**Problem to work on**. Show all lines from the data that include the word "this".

Extracted records
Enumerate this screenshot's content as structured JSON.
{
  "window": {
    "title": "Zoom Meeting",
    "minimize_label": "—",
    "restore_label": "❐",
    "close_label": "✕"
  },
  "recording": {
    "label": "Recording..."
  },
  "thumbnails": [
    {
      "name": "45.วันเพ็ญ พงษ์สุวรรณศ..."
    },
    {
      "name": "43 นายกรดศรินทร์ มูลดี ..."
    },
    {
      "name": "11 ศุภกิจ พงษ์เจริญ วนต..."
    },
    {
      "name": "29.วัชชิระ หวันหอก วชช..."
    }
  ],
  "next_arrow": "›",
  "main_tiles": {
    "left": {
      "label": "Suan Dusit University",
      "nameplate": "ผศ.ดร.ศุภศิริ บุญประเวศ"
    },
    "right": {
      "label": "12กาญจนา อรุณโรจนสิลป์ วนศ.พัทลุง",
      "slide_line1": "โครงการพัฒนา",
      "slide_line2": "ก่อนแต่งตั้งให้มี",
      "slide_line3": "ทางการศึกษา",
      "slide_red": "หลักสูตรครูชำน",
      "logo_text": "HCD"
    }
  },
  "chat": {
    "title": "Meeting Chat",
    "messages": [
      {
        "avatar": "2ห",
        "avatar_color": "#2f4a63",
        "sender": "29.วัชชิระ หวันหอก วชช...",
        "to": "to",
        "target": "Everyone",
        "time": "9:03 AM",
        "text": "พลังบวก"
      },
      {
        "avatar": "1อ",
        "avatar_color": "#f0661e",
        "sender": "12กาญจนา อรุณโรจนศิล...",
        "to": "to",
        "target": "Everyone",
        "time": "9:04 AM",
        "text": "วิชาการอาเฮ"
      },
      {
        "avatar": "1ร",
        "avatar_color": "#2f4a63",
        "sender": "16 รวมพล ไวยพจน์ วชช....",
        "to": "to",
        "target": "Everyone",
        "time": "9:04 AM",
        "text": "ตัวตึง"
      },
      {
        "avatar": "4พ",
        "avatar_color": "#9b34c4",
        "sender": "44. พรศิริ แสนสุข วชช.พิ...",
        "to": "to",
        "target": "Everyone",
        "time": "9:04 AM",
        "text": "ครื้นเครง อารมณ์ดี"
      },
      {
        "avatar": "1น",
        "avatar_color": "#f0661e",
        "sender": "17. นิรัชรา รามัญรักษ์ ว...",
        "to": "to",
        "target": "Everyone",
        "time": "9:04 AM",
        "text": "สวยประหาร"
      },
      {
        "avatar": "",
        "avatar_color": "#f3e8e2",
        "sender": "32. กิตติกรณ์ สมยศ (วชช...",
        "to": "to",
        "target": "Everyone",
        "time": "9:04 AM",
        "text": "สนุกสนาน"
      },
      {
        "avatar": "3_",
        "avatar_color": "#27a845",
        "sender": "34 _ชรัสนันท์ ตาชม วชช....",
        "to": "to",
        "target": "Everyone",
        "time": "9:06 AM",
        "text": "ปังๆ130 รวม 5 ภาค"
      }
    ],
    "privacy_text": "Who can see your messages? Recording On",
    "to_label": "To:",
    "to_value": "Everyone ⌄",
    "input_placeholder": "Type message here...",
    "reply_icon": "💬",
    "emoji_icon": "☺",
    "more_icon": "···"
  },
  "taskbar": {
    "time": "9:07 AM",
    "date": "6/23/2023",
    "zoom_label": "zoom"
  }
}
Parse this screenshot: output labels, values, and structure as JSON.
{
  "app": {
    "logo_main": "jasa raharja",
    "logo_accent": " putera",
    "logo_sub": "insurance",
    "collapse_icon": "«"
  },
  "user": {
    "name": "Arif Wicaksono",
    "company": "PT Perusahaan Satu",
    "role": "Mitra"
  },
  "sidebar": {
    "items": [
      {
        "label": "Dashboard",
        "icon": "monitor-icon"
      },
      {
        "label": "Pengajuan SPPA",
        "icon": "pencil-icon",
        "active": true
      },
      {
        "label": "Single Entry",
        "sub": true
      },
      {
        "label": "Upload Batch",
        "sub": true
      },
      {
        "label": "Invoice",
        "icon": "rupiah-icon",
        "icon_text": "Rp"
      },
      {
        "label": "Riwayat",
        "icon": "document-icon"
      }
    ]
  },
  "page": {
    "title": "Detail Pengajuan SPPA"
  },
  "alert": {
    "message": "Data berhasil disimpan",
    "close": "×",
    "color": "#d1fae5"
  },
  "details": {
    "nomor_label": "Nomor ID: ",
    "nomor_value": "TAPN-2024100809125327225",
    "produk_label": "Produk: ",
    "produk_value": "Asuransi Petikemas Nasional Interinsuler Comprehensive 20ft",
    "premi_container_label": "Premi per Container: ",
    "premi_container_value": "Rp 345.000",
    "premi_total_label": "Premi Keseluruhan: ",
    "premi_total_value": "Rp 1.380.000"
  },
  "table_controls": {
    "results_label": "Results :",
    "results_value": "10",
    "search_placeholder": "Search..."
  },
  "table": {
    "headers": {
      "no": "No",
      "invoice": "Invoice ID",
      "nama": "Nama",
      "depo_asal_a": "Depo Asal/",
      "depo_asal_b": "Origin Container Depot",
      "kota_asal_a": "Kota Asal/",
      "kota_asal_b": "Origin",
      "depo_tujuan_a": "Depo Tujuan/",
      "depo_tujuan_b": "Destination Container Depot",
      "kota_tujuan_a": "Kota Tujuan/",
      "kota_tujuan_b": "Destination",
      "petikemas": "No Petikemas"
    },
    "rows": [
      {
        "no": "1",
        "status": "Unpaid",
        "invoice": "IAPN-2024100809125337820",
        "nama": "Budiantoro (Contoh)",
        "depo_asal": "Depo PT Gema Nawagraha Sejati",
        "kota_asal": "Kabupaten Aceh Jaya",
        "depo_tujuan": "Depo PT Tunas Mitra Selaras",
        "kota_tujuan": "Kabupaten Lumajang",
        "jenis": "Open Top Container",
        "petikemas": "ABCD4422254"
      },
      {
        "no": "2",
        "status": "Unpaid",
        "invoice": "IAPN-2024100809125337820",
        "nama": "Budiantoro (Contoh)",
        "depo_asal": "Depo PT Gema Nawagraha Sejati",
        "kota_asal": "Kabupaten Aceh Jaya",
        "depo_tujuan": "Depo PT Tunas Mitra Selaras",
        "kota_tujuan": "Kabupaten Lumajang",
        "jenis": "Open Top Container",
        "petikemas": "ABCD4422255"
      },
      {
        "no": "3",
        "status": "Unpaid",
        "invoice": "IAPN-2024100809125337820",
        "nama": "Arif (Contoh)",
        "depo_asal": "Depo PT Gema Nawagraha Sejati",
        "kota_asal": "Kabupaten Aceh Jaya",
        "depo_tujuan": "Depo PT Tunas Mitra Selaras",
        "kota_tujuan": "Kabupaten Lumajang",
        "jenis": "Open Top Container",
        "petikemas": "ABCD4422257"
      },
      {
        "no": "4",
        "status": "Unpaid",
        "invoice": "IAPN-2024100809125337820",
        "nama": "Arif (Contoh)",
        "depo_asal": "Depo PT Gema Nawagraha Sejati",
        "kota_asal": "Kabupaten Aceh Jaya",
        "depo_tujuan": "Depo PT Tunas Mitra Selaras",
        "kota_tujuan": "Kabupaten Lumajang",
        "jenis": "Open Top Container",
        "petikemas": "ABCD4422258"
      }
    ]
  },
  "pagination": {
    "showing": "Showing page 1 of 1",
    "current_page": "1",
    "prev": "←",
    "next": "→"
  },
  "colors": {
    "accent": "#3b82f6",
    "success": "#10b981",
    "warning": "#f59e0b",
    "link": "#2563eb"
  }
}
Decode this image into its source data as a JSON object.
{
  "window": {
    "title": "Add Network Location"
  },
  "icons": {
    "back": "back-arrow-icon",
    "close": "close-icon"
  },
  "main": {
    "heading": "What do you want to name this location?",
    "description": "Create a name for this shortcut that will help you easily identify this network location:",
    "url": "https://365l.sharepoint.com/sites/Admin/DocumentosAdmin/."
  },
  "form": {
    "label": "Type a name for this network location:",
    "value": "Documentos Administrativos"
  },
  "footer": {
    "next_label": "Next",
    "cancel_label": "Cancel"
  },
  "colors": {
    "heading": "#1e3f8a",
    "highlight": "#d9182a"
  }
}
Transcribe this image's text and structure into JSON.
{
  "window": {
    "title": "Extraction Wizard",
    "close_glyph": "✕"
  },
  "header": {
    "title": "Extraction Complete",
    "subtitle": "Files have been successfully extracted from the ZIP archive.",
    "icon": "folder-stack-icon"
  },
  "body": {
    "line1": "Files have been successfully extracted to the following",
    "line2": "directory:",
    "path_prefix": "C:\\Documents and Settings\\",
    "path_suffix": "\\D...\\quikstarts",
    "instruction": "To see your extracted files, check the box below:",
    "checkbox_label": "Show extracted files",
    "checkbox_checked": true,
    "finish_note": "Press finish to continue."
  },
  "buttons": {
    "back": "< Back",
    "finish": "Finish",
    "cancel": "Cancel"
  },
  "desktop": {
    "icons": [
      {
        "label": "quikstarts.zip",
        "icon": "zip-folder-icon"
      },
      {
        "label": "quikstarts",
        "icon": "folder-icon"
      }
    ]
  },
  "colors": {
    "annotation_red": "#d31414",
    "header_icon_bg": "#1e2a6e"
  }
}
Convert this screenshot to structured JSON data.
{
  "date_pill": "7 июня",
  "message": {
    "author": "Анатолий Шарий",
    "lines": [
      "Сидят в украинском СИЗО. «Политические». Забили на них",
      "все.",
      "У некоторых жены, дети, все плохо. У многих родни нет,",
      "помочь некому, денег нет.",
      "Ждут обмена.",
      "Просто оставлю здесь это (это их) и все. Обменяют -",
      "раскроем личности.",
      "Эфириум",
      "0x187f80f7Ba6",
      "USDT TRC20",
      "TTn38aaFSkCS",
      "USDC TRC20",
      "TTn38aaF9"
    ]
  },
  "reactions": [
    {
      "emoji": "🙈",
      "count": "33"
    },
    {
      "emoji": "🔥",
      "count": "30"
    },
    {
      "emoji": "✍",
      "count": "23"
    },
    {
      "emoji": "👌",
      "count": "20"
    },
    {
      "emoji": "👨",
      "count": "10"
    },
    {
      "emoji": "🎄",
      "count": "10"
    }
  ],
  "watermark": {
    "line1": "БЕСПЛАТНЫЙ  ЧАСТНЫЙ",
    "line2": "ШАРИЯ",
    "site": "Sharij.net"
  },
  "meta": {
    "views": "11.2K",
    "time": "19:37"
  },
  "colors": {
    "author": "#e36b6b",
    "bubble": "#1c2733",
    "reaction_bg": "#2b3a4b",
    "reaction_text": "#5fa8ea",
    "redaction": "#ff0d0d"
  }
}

**Output of the exercise**.
Enumerate this screenshot's content as structured JSON.
Parse this screenshot: output labels, values, and structure as JSON.
Decode this image into its source data as a JSON object.
    "heading": "What do you want to name this location?",
    "description": "Create a name for this shortcut that will help you easily identify this network location:",
    "label": "Type a name for this network location:",
Transcribe this image's text and structure into JSON.
Convert this screenshot to structured JSON data.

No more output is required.